** SOURCE DATA follows **

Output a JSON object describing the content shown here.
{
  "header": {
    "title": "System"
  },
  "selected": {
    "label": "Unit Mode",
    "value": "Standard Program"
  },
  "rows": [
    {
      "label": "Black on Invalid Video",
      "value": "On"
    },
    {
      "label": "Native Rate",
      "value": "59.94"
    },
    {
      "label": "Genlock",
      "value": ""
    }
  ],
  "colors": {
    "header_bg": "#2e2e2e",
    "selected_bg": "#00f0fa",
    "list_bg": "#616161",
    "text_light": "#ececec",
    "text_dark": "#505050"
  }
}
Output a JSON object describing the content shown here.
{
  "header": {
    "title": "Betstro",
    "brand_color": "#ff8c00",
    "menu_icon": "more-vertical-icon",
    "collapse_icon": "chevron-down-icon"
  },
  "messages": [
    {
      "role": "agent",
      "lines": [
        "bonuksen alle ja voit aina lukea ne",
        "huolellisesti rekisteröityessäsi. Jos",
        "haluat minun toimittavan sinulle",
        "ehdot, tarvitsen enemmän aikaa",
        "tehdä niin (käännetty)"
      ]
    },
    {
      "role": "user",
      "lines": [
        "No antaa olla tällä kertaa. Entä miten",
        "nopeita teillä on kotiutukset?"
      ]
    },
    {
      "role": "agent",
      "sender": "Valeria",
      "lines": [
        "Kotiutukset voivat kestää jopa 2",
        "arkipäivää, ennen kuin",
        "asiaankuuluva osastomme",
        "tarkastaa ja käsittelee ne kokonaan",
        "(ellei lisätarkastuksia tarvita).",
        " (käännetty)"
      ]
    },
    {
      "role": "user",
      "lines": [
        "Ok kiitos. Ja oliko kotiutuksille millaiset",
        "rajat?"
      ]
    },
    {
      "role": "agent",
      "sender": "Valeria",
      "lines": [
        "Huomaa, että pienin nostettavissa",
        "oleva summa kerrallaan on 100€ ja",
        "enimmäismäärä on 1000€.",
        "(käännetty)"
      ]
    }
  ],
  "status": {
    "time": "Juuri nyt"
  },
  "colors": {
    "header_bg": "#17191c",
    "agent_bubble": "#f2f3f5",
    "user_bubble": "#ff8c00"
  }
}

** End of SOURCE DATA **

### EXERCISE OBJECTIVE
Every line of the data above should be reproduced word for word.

### EXERCISE RESPONSE
Output a JSON object describing the content shown here.
{
  "header": {
    "title": "System"
  },
  "selected": {
    "label": "Unit Mode",
    "value": "Standard Program"
  },
  "rows": [
    {
      "label": "Black on Invalid Video",
      "value": "On"
    },
    {
      "label": "Native Rate",
      "value": "59.94"
    },
    {
      "label": "Genlock",
      "value": ""
    }
  ],
  "colors": {
    "header_bg": "#2e2e2e",
    "selected_bg": "#00f0fa",
    "list_bg": "#616161",
    "text_light": "#ececec",
    "text_dark": "#505050"
  }
}
Output a JSON object describing the content shown here.
{
  "header": {
    "title": "Betstro",
    "brand_color": "#ff8c00",
    "menu_icon": "more-vertical-icon",
    "collapse_icon": "chevron-down-icon"
  },
  "messages": [
    {
      "role": "agent",
      "lines": [
        "bonuksen alle ja voit aina lukea ne",
        "huolellisesti rekisteröityessäsi. Jos",
        "haluat minun toimittavan sinulle",
        "ehdot, tarvitsen enemmän aikaa",
        "tehdä niin (käännetty)"
      ]
    },
    {
      "role": "user",
      "lines": [
        "No antaa olla tällä kertaa. Entä miten",
        "nopeita teillä on kotiutukset?"
      ]
    },
    {
      "role": "agent",
      "sender": "Valeria",
      "lines": [
        "Kotiutukset voivat kestää jopa 2",
        "arkipäivää, ennen kuin",
        "asiaankuuluva osastomme",
        "tarkastaa ja käsittelee ne kokonaan",
        "(ellei lisätarkastuksia tarvita).",
        " (käännetty)"
      ]
    },
    {
      "role": "user",
      "lines": [
        "Ok kiitos. Ja oliko kotiutuksille millaiset",
        "rajat?"
      ]
    },
    {
      "role": "agent",
      "sender": "Valeria",
      "lines": [
        "Huomaa, että pienin nostettavissa",
        "oleva summa kerrallaan on 100€ ja",
        "enimmäismäärä on 1000€.",
        "(käännetty)"
      ]
    }
  ],
  "status": {
    "time": "Juuri nyt"
  },
  "colors": {
    "header_bg": "#17191c",
    "agent_bubble": "#f2f3f5",
    "user_bubble": "#ff8c00"
  }
}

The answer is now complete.